[App and web page records]
Start of Block

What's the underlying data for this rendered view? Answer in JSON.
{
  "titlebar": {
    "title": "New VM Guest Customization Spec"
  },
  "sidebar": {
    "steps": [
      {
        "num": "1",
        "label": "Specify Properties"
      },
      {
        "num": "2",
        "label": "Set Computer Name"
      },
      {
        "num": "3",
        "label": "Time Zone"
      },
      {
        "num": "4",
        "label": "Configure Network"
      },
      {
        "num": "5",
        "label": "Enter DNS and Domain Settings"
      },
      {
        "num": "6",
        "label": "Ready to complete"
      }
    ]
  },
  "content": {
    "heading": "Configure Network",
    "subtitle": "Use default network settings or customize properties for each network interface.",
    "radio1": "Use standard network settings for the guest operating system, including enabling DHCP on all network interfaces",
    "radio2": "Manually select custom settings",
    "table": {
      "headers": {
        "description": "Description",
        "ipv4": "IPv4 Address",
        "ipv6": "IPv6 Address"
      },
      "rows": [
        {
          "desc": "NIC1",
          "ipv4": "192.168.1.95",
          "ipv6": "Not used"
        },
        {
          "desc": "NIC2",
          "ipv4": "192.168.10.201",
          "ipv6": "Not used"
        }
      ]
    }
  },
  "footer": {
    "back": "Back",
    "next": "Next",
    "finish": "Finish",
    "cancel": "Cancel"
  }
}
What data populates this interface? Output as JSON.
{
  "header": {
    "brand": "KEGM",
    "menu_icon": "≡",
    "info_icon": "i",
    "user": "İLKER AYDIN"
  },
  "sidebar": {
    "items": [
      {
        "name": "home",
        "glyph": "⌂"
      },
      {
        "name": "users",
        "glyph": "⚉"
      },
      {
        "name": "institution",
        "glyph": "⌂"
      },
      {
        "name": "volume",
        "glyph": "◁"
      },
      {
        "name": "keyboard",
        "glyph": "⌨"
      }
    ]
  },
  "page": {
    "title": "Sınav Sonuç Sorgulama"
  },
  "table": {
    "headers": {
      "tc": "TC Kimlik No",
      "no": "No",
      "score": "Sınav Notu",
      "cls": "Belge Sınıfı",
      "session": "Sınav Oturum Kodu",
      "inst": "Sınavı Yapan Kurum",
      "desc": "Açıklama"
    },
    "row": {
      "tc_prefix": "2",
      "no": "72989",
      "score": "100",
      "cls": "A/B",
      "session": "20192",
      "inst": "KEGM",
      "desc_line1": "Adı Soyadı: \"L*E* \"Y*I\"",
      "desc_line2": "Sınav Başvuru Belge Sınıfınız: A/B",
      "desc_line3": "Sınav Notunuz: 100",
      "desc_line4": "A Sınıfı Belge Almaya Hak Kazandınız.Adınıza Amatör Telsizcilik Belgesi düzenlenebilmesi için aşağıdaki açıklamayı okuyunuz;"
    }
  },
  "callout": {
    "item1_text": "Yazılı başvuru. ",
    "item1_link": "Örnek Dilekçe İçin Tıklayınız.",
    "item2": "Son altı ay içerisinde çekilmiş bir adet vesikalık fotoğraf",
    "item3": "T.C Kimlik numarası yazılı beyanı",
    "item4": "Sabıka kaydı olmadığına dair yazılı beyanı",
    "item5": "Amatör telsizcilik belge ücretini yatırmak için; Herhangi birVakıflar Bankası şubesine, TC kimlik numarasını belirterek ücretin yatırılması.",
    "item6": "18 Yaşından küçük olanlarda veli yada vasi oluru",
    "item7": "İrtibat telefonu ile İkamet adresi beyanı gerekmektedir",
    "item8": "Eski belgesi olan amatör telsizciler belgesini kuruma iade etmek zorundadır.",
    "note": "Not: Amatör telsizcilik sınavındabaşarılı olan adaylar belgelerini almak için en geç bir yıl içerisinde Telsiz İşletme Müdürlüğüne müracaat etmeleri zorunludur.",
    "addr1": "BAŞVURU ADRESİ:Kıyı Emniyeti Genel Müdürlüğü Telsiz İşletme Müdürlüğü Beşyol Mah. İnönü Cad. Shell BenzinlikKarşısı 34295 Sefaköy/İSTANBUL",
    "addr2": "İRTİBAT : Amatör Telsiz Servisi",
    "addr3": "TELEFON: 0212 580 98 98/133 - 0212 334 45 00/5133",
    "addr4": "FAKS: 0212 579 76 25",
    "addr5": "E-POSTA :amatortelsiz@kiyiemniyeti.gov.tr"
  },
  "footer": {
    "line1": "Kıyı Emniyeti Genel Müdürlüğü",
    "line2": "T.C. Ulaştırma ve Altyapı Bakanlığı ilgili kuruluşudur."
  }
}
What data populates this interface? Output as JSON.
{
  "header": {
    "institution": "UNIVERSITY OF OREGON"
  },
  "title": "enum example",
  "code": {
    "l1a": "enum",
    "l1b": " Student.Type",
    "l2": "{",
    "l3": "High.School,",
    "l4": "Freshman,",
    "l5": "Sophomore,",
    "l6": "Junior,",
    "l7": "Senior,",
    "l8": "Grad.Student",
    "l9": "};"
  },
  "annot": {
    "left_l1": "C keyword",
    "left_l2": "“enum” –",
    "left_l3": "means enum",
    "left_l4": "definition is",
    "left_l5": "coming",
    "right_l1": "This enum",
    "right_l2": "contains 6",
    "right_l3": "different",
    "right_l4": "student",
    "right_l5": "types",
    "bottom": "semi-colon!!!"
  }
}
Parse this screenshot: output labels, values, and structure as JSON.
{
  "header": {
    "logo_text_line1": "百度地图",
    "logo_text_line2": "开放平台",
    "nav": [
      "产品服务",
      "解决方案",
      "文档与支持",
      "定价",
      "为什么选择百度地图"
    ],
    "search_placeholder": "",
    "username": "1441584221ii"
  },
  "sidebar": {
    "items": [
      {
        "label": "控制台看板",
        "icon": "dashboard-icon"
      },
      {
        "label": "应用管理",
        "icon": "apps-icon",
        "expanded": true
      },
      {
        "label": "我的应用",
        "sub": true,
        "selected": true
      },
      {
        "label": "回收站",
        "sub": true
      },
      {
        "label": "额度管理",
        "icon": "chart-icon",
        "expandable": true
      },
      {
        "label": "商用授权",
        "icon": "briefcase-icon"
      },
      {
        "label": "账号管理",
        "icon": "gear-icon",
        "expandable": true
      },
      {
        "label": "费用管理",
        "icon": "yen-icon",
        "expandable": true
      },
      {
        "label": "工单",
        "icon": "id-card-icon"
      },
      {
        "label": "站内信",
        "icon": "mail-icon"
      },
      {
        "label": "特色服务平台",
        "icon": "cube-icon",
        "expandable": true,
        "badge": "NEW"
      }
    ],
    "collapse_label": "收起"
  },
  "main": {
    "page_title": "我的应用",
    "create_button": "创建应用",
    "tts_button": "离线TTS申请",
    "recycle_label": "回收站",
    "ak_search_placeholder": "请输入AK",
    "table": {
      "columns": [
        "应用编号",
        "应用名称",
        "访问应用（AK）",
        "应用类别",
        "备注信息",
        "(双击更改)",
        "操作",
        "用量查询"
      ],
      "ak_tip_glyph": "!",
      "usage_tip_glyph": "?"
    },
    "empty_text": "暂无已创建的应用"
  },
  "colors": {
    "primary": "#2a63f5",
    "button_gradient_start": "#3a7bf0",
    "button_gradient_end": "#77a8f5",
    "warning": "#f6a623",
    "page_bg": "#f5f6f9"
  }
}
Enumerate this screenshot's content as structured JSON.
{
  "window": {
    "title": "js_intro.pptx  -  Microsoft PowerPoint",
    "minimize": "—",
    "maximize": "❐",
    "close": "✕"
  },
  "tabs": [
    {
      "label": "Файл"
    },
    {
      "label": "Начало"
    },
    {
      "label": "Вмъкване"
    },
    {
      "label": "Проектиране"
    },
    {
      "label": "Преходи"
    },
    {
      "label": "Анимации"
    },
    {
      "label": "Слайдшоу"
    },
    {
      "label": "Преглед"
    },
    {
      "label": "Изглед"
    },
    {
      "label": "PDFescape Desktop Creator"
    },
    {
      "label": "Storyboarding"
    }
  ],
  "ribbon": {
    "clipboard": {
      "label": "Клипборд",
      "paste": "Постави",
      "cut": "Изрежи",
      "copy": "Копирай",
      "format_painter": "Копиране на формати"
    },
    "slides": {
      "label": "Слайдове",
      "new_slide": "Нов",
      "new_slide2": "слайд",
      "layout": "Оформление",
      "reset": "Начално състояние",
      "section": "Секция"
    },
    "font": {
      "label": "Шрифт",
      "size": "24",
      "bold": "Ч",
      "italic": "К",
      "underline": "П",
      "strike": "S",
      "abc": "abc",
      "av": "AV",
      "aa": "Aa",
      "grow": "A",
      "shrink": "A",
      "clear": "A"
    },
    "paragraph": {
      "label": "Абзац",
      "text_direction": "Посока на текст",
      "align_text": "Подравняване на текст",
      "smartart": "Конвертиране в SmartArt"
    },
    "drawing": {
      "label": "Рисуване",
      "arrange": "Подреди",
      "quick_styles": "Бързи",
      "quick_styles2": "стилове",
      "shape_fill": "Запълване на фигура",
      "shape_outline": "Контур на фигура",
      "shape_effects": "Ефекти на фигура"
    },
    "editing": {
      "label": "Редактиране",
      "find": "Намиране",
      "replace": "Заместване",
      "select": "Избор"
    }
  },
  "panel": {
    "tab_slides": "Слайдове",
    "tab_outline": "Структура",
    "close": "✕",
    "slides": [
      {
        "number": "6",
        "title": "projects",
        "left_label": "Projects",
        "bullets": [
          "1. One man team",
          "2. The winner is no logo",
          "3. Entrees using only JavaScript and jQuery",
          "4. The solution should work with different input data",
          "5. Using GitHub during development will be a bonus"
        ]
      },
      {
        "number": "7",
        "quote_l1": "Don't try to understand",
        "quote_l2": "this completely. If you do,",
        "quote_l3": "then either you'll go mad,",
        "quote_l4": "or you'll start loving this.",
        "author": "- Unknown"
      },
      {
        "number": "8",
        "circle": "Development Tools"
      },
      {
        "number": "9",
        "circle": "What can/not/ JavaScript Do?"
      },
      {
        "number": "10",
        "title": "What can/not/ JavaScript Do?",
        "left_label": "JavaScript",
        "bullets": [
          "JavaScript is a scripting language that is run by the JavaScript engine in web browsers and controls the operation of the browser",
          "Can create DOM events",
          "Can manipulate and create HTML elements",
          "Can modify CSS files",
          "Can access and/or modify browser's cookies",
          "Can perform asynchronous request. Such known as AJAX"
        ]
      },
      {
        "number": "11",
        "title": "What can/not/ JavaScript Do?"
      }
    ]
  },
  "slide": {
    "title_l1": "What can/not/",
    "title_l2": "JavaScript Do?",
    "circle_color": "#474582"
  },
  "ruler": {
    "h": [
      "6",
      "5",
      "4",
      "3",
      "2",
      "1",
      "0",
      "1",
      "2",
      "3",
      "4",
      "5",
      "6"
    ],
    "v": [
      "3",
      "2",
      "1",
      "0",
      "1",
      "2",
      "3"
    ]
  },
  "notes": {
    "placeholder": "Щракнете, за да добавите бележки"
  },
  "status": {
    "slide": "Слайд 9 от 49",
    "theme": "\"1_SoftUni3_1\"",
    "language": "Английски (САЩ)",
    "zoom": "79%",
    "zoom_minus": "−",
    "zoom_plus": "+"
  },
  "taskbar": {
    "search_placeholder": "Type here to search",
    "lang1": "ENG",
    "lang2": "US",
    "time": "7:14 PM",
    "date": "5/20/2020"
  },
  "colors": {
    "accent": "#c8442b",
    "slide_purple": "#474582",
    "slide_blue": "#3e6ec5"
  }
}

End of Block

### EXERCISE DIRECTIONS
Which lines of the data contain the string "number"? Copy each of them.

### SOLUTION TO THIS TASK
        "number": "6",
        "number": "7",
        "number": "8",
        "number": "9",
        "number": "10",
        "number": "11",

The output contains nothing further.